I remember dimly, if, indeed, I remember aright, that in some of those dark prophetic pages of Scripture, that seem of cloudy purple and dusky gold, there is a passage in which the seer beholds a violent dream of wheels. Perhaps this was indeed the symbolic declaration of the spiritual supremacy of man. Whatever the birds may do above or the fishes beneath his ship, man is the only thing to steer; the only thing to be conceived as steering. He may make the birds his friends, if he can. He may make the fishes his gods, if he chooses. But most certainly he will not believe a bird at the masthead; and it is hardly likely that he will even permit a fish at the helm. He is, as Swinburne says, helmsman and chief: he is literally the Man at the Wheel.

The wheel is an animal that is always standing on its head; only "it does it so rapidly that no philosopher has ever found out which is its head." Or if the phrase be felt as more exact, it is an animal that is always turning head over heels and progressing by this principle.

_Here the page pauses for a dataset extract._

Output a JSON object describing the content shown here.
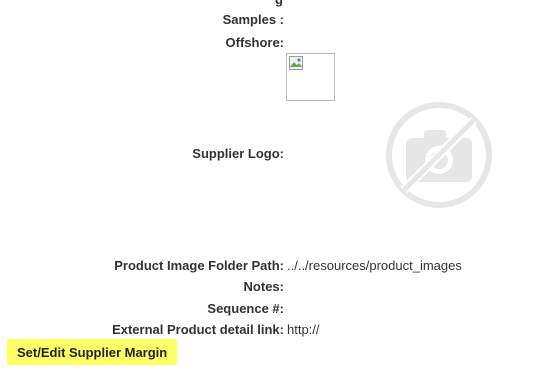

Some fish, I think, turn head over heels (supposing them, for the sake of argument, to have heels); I have a dog who